Print the data below exactly as it stands, and keep the pictures out.

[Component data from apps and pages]
%%
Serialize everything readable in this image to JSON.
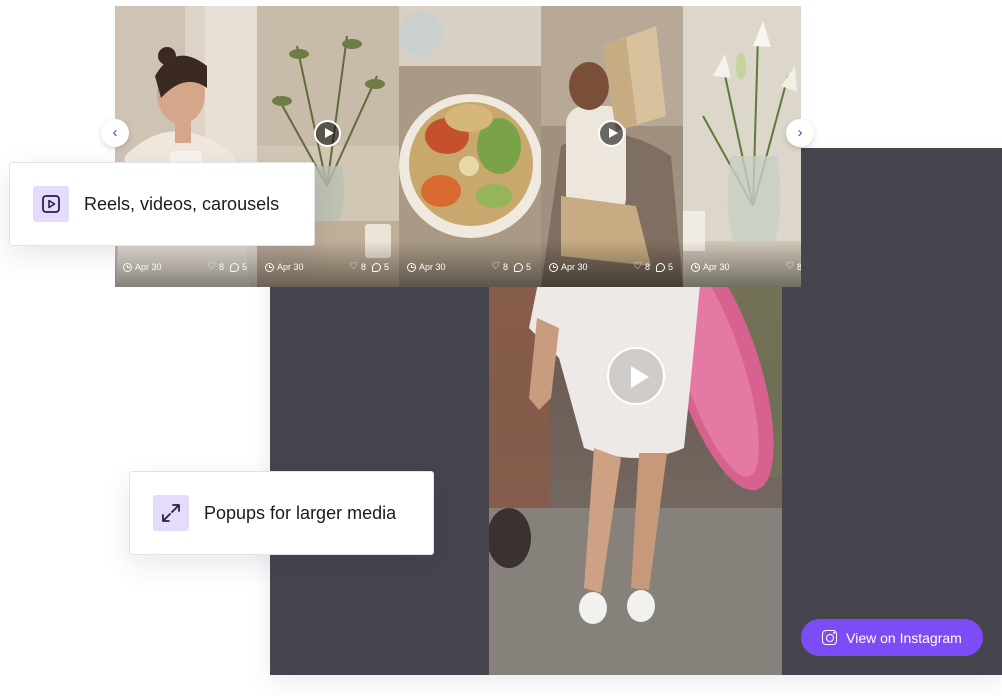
{
  "carousel": {
    "prev_icon": "chevron-left-icon",
    "next_icon": "chevron-right-icon",
    "posts": [
      {
        "date": "Apr 30",
        "likes": "8",
        "comments": "5",
        "video": false
      },
      {
        "date": "Apr 30",
        "likes": "8",
        "comments": "5",
        "video": true
      },
      {
        "date": "Apr 30",
        "likes": "8",
        "comments": "5",
        "video": false
      },
      {
        "date": "Apr 30",
        "likes": "8",
        "comments": "5",
        "video": true
      },
      {
        "date": "Apr 30",
        "likes": "8",
        "comments": "",
        "video": false
      }
    ]
  },
  "features": {
    "reels_label": "Reels, videos, carousels",
    "popups_label": "Popups for larger media"
  },
  "popup": {
    "view_button": "View on Instagram",
    "view_icon": "instagram-icon"
  },
  "colors": {
    "accent": "#7c4df6",
    "feature_icon_bg": "#e5dcfb",
    "popup_backdrop": "#46444c"
  }
}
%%
[PROBLEM SOLUTION]
Serialize everything readable in this image to JSON.
{
  "carousel": {
    "prev_icon": "chevron-left-icon",
    "next_icon": "chevron-right-icon",
    "posts": [
      {
        "date": "Apr 30",
        "likes": "8",
        "comments": "5",
        "video": false
      },
      {
        "date": "Apr 30",
        "likes": "8",
        "comments": "5",
        "video": true
      },
      {
        "date": "Apr 30",
        "likes": "8",
        "comments": "5",
        "video": false
      },
      {
        "date": "Apr 30",
        "likes": "8",
        "comments": "5",
        "video": true
      },
      {
        "date": "Apr 30",
        "likes": "8",
        "comments": "",
        "video": false
      }
    ]
  },
  "features": {
    "reels_label": "Reels, videos, carousels",
    "popups_label": "Popups for larger media"
  },
  "popup": {
    "view_button": "View on Instagram",
    "view_icon": "instagram-icon"
  },
  "colors": {
    "accent": "#7c4df6",
    "feature_icon_bg": "#e5dcfb",
    "popup_backdrop": "#46444c"
  }
}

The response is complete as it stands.